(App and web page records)

- - -

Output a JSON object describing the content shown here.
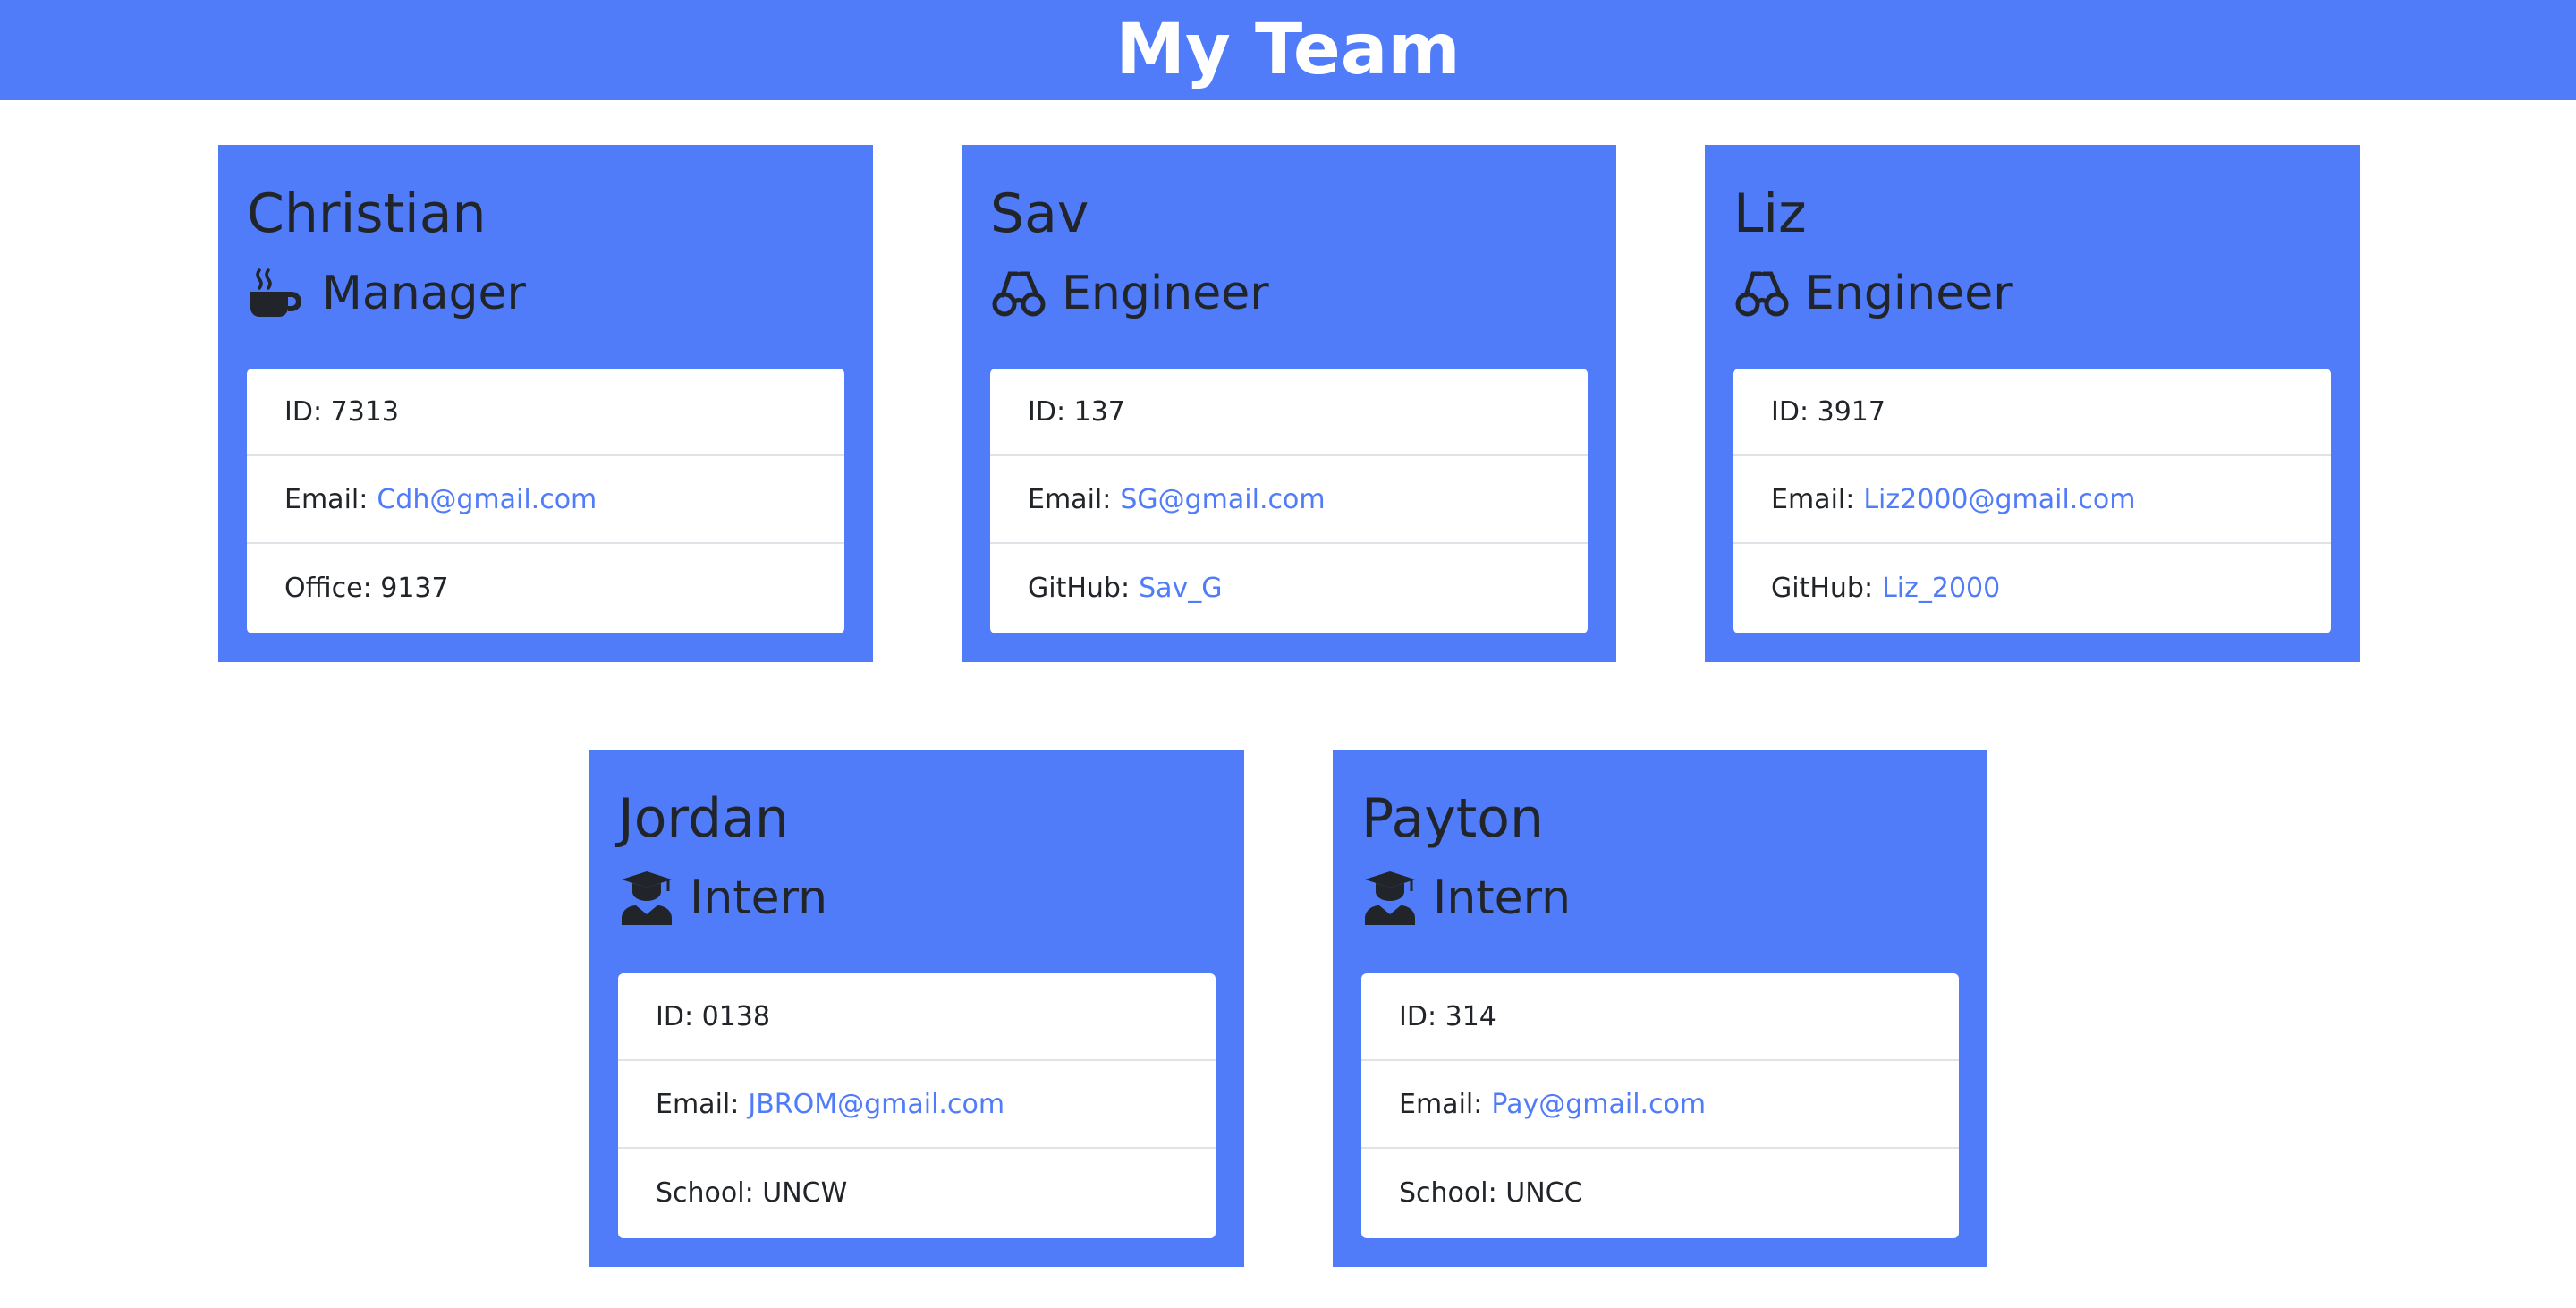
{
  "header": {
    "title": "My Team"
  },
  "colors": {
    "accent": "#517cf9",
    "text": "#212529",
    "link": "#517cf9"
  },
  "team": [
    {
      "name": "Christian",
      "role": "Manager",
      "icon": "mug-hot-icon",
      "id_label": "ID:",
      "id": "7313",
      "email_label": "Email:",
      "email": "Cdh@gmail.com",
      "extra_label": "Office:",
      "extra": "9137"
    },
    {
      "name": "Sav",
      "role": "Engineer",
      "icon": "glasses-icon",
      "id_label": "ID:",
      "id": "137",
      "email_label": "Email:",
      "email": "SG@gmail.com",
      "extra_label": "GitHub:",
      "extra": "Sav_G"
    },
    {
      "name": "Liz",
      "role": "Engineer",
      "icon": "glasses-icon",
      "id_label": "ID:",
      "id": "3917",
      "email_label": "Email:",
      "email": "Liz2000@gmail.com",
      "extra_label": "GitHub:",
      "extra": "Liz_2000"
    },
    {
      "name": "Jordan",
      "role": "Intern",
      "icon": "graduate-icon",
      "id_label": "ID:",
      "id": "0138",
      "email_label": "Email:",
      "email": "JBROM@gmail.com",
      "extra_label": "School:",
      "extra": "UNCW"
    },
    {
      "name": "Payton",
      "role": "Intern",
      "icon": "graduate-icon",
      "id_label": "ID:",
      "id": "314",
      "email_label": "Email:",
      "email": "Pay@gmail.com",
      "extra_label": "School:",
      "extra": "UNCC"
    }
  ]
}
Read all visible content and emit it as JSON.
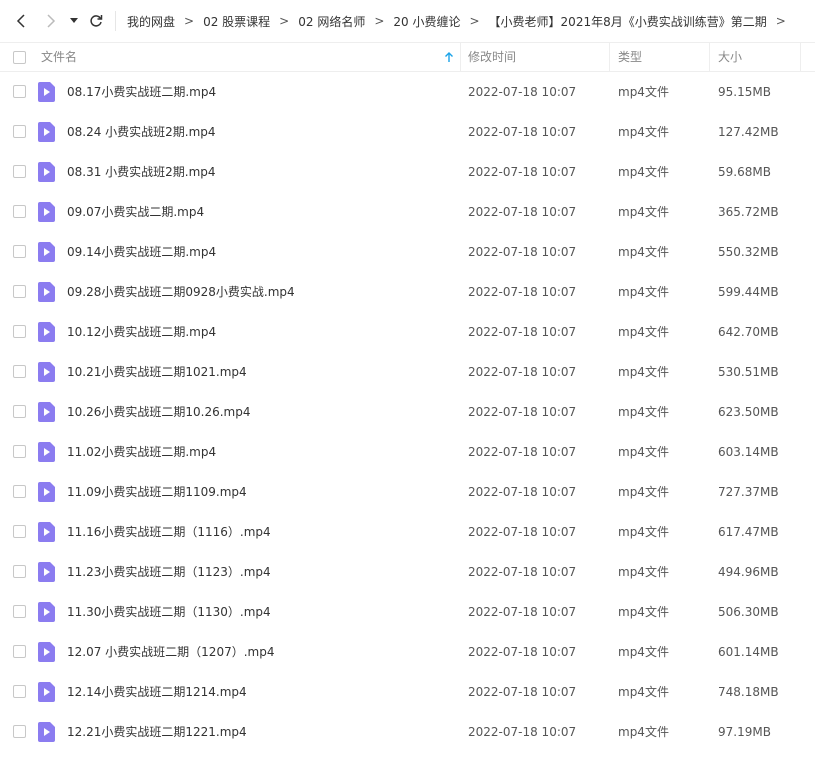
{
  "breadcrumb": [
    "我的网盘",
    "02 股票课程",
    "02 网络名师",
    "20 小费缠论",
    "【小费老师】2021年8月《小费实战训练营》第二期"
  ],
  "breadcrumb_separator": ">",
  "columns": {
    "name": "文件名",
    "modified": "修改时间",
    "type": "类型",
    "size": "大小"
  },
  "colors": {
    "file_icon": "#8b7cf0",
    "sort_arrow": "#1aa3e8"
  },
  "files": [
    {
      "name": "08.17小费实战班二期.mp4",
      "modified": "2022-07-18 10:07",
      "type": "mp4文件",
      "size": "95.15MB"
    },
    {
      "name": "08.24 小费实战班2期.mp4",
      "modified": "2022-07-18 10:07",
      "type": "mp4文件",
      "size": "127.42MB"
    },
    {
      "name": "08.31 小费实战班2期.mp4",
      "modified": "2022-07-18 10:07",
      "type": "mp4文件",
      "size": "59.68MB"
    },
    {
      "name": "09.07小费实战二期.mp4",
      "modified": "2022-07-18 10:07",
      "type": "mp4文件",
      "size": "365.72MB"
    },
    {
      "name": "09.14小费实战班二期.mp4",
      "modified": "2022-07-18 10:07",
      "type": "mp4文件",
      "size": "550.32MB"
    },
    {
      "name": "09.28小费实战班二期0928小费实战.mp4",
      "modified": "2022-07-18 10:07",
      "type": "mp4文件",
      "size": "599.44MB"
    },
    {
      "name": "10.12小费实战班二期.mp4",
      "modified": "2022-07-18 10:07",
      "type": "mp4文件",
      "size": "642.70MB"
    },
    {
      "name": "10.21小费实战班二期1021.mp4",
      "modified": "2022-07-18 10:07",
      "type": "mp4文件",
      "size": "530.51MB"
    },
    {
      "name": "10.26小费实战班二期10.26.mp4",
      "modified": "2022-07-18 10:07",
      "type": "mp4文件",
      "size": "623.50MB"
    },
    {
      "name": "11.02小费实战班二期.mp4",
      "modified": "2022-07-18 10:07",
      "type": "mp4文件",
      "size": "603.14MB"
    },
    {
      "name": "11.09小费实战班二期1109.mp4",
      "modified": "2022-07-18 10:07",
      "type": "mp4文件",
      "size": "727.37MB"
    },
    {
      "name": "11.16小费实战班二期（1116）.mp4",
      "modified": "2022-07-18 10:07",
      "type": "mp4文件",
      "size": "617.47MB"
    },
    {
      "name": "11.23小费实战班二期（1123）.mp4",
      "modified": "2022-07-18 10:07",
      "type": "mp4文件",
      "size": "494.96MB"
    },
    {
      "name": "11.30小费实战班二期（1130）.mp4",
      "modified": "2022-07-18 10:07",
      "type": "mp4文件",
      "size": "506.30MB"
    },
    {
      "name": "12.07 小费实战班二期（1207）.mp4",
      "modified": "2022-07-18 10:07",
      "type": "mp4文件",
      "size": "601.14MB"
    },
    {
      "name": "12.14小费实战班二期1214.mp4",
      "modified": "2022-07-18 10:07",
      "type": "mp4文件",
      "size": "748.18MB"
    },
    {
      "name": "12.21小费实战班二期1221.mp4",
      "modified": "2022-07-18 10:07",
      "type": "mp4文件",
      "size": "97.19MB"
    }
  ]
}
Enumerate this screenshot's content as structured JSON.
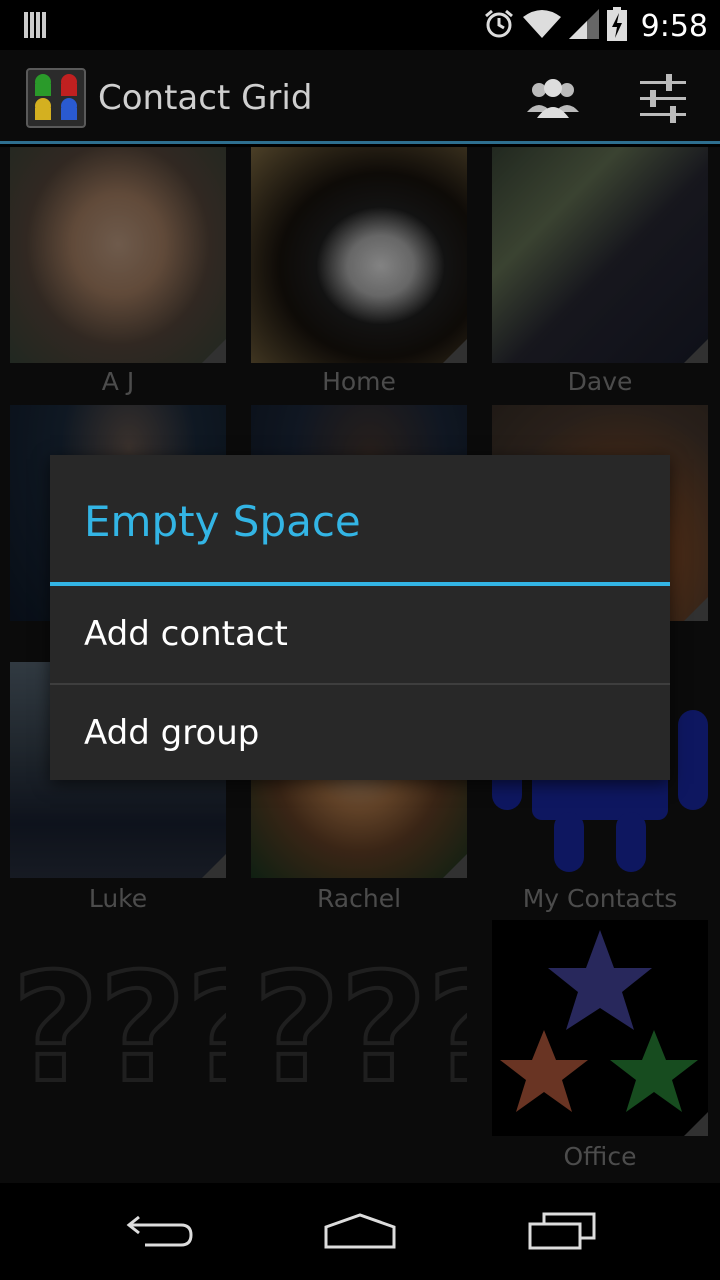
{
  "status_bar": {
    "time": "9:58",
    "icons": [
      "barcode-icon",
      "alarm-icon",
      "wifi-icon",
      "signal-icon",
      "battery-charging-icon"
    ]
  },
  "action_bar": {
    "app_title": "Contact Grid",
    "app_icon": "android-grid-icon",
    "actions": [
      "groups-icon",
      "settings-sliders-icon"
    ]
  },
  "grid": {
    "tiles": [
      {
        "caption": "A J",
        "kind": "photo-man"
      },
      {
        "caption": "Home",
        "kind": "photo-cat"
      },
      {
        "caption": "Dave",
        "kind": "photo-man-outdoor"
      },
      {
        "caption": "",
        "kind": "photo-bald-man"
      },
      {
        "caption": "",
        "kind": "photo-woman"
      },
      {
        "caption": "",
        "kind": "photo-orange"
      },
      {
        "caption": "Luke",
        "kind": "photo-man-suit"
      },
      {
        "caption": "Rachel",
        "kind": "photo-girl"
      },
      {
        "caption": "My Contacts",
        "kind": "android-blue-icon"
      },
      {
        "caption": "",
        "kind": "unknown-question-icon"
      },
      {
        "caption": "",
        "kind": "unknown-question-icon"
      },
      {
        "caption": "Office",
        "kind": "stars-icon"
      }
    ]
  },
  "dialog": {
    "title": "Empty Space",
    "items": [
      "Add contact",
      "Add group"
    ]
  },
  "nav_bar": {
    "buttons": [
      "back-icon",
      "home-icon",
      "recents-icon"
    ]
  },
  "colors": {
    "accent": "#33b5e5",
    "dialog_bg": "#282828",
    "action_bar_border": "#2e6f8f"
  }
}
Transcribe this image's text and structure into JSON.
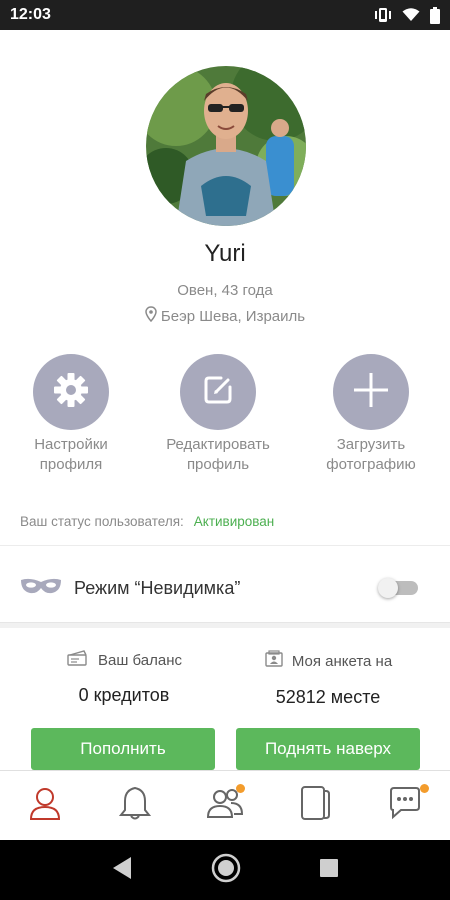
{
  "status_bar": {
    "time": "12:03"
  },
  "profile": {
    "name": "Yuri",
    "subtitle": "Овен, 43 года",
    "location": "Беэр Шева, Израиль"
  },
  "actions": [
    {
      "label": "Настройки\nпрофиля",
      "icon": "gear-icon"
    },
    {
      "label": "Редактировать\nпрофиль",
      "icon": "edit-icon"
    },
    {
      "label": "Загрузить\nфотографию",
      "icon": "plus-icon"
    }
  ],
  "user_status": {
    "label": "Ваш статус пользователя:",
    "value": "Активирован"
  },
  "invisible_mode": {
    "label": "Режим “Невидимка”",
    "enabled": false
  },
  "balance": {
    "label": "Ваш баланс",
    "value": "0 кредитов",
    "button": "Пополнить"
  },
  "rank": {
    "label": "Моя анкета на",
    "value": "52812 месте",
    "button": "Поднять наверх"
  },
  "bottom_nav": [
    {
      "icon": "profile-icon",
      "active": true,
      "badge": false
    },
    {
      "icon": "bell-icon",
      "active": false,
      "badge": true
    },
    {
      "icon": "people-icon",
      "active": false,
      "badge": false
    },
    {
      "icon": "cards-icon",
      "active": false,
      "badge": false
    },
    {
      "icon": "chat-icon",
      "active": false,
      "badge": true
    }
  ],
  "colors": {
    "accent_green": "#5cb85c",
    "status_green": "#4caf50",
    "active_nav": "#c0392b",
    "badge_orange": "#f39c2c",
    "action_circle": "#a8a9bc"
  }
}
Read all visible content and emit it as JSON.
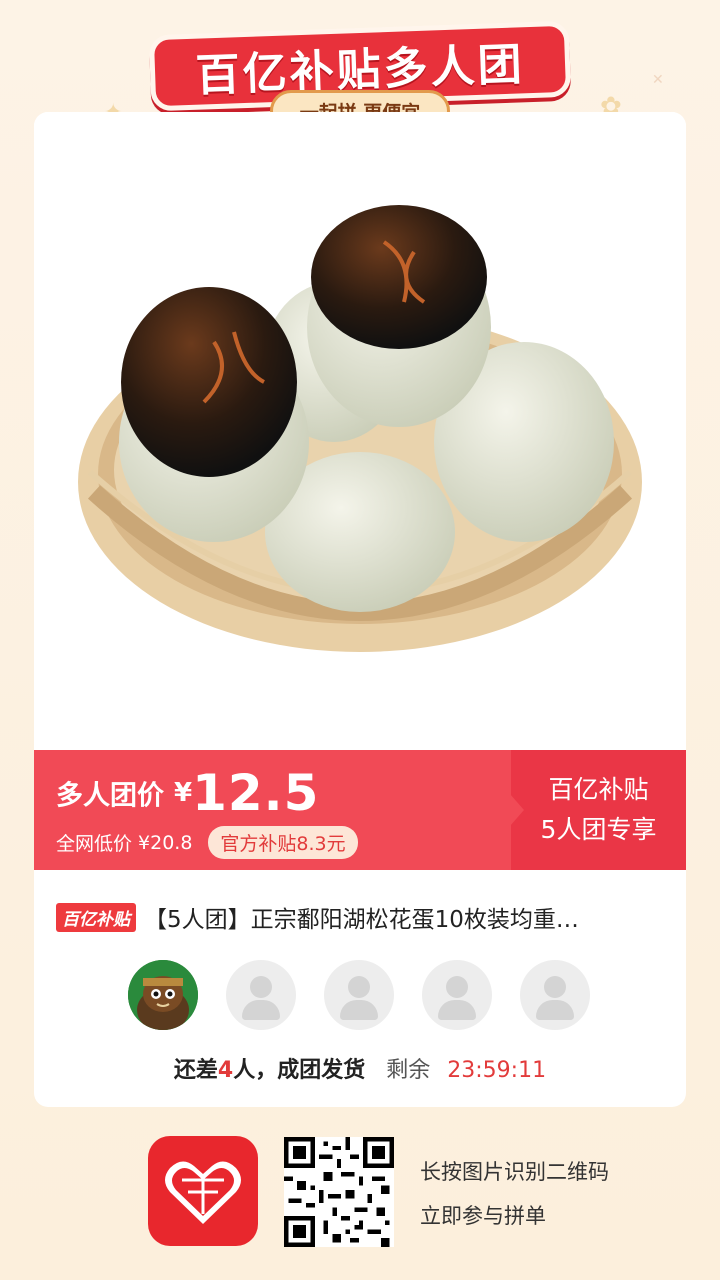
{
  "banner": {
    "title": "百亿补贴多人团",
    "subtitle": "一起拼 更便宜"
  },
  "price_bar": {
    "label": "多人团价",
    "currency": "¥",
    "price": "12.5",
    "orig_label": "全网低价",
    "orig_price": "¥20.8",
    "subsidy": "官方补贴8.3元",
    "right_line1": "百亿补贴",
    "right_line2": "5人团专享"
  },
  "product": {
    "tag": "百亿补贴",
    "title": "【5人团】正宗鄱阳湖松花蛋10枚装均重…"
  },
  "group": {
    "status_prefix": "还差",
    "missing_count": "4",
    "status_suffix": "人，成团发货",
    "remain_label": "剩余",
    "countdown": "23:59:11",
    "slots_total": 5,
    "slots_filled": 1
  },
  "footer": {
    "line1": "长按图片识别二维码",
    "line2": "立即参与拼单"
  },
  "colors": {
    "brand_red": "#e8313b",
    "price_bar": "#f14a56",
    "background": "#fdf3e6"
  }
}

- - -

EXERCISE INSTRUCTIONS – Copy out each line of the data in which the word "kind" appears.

RESULT –
        "kind": "photo-man"
        "kind": "photo-cat"
        "kind": "photo-man-outdoor"
        "kind": "photo-bald-man"
        "kind": "photo-woman"
        "kind": "photo-orange"
        "kind": "photo-man-suit"
        "kind": "photo-girl"
        "kind": "android-blue-icon"
        "kind": "unknown-question-icon"
        "kind": "unknown-question-icon"
        "kind": "stars-icon"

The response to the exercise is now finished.